Copy out every line of the records in which "when" can be found.

"""

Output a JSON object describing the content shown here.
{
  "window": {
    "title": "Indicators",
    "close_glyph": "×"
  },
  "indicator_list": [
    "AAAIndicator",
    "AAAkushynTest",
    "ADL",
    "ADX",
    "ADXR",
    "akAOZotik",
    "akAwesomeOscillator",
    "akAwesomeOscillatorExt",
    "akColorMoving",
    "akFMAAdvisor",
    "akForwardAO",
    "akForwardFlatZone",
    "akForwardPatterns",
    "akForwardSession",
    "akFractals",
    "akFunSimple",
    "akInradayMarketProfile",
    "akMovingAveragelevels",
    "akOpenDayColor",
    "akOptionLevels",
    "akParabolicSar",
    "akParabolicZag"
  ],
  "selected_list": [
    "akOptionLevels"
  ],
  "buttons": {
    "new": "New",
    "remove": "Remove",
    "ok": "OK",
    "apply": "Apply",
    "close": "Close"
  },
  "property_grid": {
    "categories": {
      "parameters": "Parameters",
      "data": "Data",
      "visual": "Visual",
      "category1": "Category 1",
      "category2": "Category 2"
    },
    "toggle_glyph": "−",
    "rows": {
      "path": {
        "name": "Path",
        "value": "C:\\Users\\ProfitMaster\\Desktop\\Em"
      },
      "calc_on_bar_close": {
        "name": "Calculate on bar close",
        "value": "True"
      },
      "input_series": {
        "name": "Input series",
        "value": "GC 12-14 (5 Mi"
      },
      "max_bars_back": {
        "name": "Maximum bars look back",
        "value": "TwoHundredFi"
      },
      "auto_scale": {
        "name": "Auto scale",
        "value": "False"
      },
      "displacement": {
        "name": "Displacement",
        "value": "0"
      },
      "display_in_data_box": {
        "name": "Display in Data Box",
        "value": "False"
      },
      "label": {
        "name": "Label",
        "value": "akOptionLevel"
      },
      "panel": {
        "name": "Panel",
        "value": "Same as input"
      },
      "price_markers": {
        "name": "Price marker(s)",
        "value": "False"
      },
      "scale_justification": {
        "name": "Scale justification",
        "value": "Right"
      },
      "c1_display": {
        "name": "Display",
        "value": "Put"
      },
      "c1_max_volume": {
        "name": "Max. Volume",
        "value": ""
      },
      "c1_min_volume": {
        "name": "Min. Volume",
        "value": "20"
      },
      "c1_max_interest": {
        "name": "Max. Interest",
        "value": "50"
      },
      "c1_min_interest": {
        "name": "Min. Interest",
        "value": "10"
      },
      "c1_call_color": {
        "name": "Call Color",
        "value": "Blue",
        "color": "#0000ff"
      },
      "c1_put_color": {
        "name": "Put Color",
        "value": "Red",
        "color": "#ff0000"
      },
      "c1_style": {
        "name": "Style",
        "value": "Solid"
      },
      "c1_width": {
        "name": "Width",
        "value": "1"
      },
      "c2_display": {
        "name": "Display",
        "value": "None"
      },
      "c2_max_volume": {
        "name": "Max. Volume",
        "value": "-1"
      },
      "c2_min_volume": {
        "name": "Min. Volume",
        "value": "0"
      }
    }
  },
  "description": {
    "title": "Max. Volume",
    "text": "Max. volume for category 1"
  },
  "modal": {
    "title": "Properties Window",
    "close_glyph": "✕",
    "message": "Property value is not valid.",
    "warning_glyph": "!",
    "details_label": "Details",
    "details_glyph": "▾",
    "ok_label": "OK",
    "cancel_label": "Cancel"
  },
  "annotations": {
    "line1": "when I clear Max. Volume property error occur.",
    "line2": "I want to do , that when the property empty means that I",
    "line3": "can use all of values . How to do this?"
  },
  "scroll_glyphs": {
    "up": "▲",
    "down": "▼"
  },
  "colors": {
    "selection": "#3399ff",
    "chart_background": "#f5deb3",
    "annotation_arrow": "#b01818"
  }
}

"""

YOUR SOLUTION:
    "line1": "when I clear Max. Volume property error occur.",
    "line2": "I want to do , that when the property empty means that I",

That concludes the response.